* What you need to do
Go through the data and copy every line in which "name" appears.

++++ Source information ++++

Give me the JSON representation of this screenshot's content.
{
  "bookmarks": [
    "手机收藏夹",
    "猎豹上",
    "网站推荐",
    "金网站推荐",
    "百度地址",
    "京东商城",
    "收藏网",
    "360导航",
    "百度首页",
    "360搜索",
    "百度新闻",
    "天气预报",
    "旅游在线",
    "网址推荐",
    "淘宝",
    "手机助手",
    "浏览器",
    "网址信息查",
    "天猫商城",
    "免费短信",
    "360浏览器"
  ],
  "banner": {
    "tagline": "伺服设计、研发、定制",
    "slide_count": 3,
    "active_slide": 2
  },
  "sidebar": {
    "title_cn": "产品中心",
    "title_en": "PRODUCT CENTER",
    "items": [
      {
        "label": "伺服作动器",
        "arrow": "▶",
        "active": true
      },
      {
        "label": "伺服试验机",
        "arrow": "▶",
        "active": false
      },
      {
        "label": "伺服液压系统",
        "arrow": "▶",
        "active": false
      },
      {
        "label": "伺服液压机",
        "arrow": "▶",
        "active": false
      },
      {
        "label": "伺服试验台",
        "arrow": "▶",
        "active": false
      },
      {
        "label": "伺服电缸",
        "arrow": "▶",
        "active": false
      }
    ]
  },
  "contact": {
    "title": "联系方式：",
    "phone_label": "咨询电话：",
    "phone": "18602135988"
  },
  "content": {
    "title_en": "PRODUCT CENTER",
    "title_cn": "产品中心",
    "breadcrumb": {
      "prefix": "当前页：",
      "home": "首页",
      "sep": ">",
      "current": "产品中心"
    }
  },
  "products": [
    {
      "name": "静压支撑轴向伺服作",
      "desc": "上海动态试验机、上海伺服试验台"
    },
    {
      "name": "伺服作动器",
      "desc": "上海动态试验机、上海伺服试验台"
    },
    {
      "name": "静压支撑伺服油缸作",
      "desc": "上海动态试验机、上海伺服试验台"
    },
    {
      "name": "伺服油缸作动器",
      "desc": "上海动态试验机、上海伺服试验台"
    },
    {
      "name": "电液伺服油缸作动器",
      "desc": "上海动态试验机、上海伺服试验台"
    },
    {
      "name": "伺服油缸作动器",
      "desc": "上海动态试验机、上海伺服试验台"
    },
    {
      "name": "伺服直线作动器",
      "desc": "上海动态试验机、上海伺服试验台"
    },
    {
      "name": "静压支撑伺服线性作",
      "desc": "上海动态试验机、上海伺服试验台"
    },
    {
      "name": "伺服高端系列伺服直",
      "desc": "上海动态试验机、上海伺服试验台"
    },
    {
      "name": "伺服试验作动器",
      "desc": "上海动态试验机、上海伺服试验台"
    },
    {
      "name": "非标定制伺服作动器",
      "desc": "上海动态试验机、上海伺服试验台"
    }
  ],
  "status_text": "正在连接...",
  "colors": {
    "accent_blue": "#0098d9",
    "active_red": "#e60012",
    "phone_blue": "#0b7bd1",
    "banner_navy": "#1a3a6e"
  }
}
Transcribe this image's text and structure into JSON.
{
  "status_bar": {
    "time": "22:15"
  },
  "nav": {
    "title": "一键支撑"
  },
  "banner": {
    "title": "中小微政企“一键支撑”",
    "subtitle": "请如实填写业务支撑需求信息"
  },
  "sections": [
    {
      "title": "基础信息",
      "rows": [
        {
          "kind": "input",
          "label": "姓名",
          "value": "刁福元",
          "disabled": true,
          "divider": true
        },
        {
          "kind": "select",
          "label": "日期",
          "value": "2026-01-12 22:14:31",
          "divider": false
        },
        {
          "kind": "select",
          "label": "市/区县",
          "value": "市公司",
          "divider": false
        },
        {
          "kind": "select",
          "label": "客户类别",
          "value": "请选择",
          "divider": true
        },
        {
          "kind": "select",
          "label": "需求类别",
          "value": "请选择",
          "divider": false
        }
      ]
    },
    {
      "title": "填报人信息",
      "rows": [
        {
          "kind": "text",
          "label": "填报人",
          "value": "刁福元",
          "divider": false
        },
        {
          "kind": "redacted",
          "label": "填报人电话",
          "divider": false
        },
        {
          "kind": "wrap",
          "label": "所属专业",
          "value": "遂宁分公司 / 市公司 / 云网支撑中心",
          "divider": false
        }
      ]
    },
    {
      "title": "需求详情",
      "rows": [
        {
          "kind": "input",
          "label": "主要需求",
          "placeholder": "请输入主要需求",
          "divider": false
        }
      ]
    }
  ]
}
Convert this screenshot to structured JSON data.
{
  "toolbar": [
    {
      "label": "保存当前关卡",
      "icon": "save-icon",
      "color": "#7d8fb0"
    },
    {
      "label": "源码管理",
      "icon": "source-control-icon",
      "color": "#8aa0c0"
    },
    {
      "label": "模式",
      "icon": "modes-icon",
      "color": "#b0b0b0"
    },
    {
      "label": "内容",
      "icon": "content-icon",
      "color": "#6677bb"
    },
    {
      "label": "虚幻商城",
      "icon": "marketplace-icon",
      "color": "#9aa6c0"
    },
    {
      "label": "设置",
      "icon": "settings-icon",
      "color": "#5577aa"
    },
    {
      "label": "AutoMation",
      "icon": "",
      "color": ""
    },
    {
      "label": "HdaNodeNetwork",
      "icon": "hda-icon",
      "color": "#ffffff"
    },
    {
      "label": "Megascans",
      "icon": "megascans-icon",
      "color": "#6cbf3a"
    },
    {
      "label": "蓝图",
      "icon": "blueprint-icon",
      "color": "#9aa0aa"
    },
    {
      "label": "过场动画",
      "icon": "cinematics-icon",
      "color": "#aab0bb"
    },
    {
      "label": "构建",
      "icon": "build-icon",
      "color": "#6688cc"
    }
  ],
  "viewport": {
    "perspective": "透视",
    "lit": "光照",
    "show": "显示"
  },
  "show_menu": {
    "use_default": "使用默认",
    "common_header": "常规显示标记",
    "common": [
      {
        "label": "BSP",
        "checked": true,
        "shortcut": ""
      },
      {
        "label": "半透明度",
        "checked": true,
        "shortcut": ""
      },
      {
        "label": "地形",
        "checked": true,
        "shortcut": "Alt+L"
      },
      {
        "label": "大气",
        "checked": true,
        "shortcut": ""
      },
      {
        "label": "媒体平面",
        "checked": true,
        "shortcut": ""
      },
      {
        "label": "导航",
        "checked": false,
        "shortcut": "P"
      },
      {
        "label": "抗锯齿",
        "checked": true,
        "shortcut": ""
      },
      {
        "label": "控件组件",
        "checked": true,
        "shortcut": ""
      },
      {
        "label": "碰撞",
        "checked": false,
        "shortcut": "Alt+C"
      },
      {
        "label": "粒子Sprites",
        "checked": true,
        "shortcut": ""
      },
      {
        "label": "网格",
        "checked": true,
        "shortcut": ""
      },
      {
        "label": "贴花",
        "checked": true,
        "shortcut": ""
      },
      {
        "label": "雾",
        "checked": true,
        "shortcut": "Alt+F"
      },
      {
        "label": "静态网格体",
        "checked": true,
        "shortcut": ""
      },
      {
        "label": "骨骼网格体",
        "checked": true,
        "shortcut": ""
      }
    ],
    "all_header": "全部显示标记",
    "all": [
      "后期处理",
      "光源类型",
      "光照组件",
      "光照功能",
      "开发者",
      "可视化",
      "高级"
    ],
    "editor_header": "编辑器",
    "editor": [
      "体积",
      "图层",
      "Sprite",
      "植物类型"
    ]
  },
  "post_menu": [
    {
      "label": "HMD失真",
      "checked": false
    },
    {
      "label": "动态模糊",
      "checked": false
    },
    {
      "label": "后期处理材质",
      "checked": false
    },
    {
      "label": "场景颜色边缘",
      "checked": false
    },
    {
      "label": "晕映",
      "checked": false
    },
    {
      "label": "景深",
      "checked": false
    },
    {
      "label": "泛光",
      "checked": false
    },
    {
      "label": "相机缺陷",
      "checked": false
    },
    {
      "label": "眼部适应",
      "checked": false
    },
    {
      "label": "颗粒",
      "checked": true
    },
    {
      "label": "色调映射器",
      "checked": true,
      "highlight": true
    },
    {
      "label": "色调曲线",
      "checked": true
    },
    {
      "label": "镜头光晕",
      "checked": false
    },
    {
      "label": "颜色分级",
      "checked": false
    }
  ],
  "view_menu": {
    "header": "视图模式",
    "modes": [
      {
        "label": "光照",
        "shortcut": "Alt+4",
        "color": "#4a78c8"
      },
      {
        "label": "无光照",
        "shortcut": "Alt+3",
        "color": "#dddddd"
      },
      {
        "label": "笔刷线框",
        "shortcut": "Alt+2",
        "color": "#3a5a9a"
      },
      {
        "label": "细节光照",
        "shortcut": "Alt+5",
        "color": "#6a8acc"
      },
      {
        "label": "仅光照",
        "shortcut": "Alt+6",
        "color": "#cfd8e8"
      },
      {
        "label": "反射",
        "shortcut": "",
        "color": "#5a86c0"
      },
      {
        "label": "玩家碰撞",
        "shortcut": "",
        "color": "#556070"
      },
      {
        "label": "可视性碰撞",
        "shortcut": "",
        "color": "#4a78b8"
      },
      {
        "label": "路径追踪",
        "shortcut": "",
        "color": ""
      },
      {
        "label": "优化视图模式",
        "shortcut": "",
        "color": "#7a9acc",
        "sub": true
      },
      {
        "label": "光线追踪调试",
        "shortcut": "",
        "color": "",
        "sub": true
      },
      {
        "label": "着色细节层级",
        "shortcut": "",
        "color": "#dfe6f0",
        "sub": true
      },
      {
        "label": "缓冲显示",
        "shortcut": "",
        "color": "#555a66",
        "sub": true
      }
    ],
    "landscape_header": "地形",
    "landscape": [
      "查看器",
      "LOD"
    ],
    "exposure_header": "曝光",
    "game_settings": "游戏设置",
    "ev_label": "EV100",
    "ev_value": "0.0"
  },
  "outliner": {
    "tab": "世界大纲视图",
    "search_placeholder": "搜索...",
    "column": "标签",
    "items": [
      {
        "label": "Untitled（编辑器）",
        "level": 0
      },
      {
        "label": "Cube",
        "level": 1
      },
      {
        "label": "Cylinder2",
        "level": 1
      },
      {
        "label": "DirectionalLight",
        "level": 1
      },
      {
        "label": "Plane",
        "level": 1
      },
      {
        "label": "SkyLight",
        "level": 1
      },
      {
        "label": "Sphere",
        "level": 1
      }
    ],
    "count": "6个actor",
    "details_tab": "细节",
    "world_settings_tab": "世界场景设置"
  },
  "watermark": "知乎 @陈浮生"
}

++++

* Solved problem
      "name": "静压支撑轴向伺服作",
      "name": "伺服作动器",
      "name": "静压支撑伺服油缸作",
      "name": "伺服油缸作动器",
      "name": "电液伺服油缸作动器",
      "name": "伺服油缸作动器",
      "name": "伺服直线作动器",
      "name": "静压支撑伺服线性作",
      "name": "伺服高端系列伺服直",
      "name": "伺服试验作动器",
      "name": "非标定制伺服作动器",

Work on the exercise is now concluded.